--- Provided data ---

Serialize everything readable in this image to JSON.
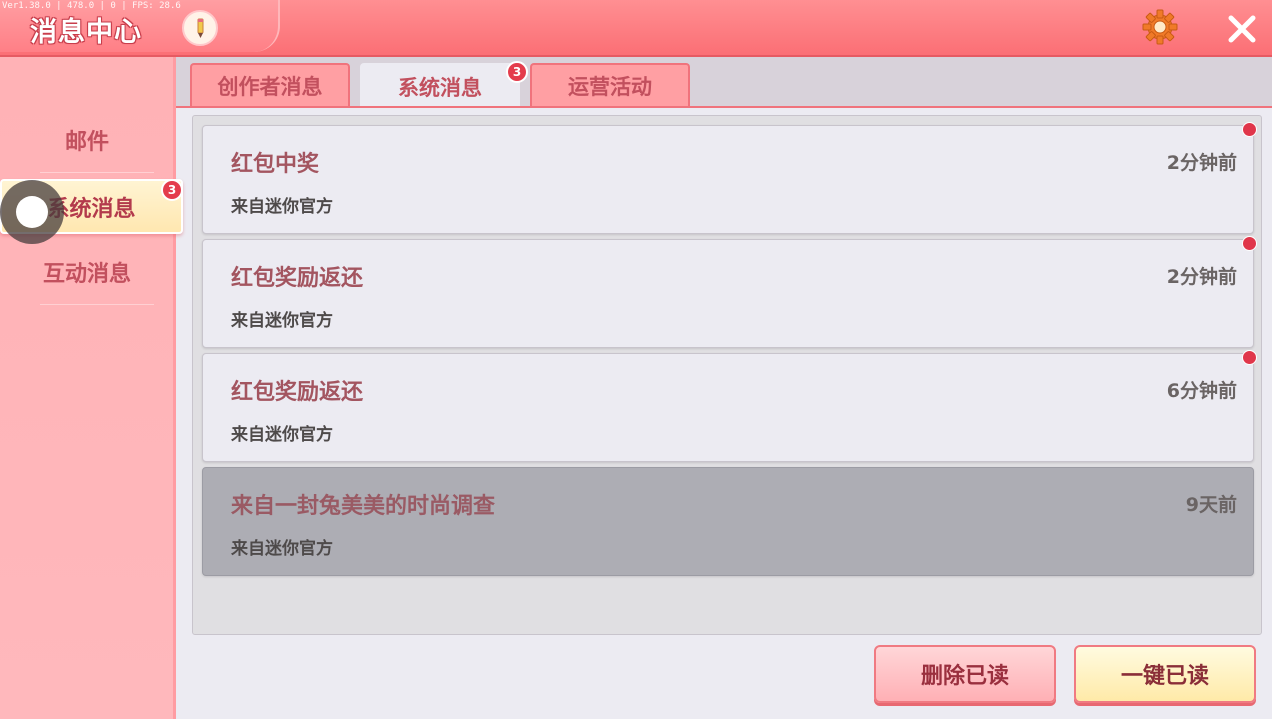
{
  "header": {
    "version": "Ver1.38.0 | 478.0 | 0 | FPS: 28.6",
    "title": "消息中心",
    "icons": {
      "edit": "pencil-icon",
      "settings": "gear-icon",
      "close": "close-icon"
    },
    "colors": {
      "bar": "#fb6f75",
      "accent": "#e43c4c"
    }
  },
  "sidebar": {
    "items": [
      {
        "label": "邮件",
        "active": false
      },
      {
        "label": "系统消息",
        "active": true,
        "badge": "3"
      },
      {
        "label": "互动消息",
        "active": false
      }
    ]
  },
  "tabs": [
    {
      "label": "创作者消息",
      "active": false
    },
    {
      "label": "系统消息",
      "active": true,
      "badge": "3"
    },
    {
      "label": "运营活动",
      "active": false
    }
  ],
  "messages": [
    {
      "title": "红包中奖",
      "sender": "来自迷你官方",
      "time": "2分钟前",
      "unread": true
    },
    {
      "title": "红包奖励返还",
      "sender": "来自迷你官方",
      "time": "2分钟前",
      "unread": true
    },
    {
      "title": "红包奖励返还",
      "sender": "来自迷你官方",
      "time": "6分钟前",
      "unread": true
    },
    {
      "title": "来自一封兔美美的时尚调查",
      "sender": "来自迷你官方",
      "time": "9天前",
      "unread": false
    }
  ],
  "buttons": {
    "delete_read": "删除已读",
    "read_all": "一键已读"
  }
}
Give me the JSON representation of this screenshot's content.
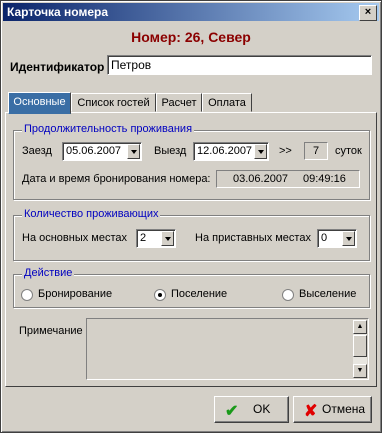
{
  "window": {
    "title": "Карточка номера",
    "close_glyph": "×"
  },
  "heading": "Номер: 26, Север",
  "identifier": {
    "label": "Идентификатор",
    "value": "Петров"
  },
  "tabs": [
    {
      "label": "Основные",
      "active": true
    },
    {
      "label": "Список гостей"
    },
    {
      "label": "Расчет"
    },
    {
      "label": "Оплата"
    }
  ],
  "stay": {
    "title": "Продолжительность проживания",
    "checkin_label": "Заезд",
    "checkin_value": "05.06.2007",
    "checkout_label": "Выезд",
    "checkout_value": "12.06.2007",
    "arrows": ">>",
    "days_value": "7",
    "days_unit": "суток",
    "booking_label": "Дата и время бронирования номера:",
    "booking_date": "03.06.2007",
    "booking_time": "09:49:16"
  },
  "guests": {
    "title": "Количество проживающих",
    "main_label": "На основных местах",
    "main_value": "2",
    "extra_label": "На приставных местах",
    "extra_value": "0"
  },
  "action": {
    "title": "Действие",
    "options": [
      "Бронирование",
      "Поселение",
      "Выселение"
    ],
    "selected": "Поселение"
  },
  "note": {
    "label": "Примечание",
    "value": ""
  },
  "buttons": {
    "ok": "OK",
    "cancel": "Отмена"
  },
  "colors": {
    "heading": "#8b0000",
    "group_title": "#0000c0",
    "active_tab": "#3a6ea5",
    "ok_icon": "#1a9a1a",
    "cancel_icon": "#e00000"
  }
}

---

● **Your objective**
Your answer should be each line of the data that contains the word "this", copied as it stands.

● **Your solution**
Serialize everything readable in this image to JSON.
Give me the JSON representation of this screenshot's content.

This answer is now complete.